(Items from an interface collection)
▽

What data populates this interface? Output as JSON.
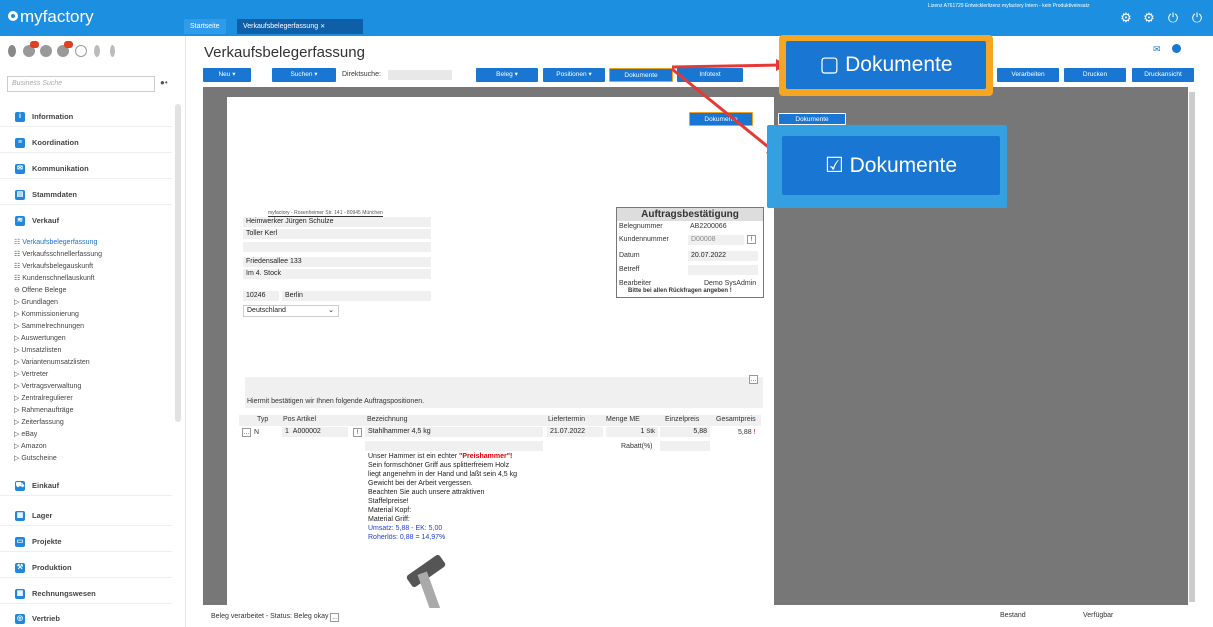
{
  "app": {
    "logo": "myfactory",
    "license": "Lizenz A761729 Entwicklerlizenz myfactory Intern - kein Produktiveinsatz"
  },
  "tabs": [
    {
      "label": "Startseite"
    },
    {
      "label": "Verkaufsbelegerfassung"
    }
  ],
  "sidebar": {
    "search_placeholder": "Business Suche",
    "categories": [
      {
        "label": "Information"
      },
      {
        "label": "Koordination"
      },
      {
        "label": "Kommunikation"
      },
      {
        "label": "Stammdaten"
      },
      {
        "label": "Verkauf"
      },
      {
        "label": "Einkauf"
      },
      {
        "label": "Lager"
      },
      {
        "label": "Projekte"
      },
      {
        "label": "Produktion"
      },
      {
        "label": "Rechnungswesen"
      },
      {
        "label": "Vertrieb"
      }
    ],
    "verkauf_items": [
      {
        "label": "Verkaufsbelegerfassung"
      },
      {
        "label": "Verkaufsschnellerfassung"
      },
      {
        "label": "Verkaufsbelegauskunft"
      },
      {
        "label": "Kundenschnellauskunft"
      },
      {
        "label": "Offene Belege"
      },
      {
        "label": "Grundlagen"
      },
      {
        "label": "Kommissionierung"
      },
      {
        "label": "Sammelrechnungen"
      },
      {
        "label": "Auswertungen"
      },
      {
        "label": "Umsatzlisten"
      },
      {
        "label": "Variantenumsatzlisten"
      },
      {
        "label": "Vertreter"
      },
      {
        "label": "Vertragsverwaltung"
      },
      {
        "label": "Zentralregulierer"
      },
      {
        "label": "Rahmenaufträge"
      },
      {
        "label": "Zeiterfassung"
      },
      {
        "label": "eBay"
      },
      {
        "label": "Amazon"
      },
      {
        "label": "Gutscheine"
      }
    ]
  },
  "main": {
    "title": "Verkaufsbelegerfassung",
    "toolbar": {
      "neu": "Neu",
      "suchen": "Suchen",
      "direktsuche": "Direktsuche:",
      "beleg": "Beleg",
      "positionen": "Positionen",
      "dokumente": "Dokumente",
      "infotext": "Infotext",
      "verarbeiten": "Verarbeiten",
      "drucken": "Drucken",
      "druckansicht": "Druckansicht"
    },
    "callouts": {
      "dokumente_large": "Dokumente",
      "dokumente_small": "Dokumente"
    },
    "sender": "myfactory - Rosenheimer Str. 141 - 80945 München",
    "address": {
      "name": "Heimwerker Jürgen Schulze",
      "contact": "Toller Kerl",
      "street": "Friedensallee 133",
      "extra": "Im 4. Stock",
      "zip": "10246",
      "city": "Berlin",
      "country": "Deutschland"
    },
    "confirm": {
      "title": "Auftragsbestätigung",
      "belegnummer_lbl": "Belegnummer",
      "belegnummer": "AB2200066",
      "kundennummer_lbl": "Kundennummer",
      "kundennummer": "D00008",
      "datum_lbl": "Datum",
      "datum": "20.07.2022",
      "betreff_lbl": "Betreff",
      "bearbeiter_lbl": "Bearbeiter",
      "bearbeiter": "Demo SysAdmin",
      "note": "Bitte bei allen Rückfragen angeben !"
    },
    "intro": "Hiermit bestätigen wir Ihnen folgende Auftragspositionen.",
    "table": {
      "headers": {
        "typ": "Typ",
        "pos": "Pos Artikel",
        "bez": "Bezeichnung",
        "termin": "Liefertermin",
        "menge": "Menge ME",
        "ep": "Einzelpreis",
        "gp": "Gesamtpreis"
      },
      "row": {
        "typ": "N",
        "pos": "1",
        "artikel": "A000002",
        "bez": "Stahlhammer 4,5 kg",
        "termin": "21.07.2022",
        "menge": "1",
        "me": "Stk",
        "ep": "5,88",
        "gp": "5,88",
        "rabatt": "Rabatt(%)"
      }
    },
    "desc": {
      "l1a": "Unser Hammer ist ein echter ",
      "l1b": "\"Preishammer\"!",
      "l2": "Sein formschöner Griff aus splitterfreiem Holz",
      "l3": "liegt angenehm in der Hand und laßt sein 4,5 kg",
      "l4": "Gewicht bei der Arbeit vergessen.",
      "l5": "Beachten Sie auch unsere attraktiven",
      "l6": "Staffelpreise!",
      "l7": "Material Kopf:",
      "l8": "Material Griff:",
      "l9": "Umsatz: 5,88 - EK: 5,00",
      "l10": "Roherlös: 0,88 = 14,97%"
    },
    "status": "Beleg verarbeitet - Status: Beleg okay",
    "bestand": "Bestand",
    "verfuegbar": "Verfügbar"
  }
}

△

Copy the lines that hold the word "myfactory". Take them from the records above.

- **Answer space**
    "logo": "myfactory",
    "license": "Lizenz A761729 Entwicklerlizenz myfactory Intern - kein Produktiveinsatz"
    "sender": "myfactory - Rosenheimer Str. 141 - 80945 München",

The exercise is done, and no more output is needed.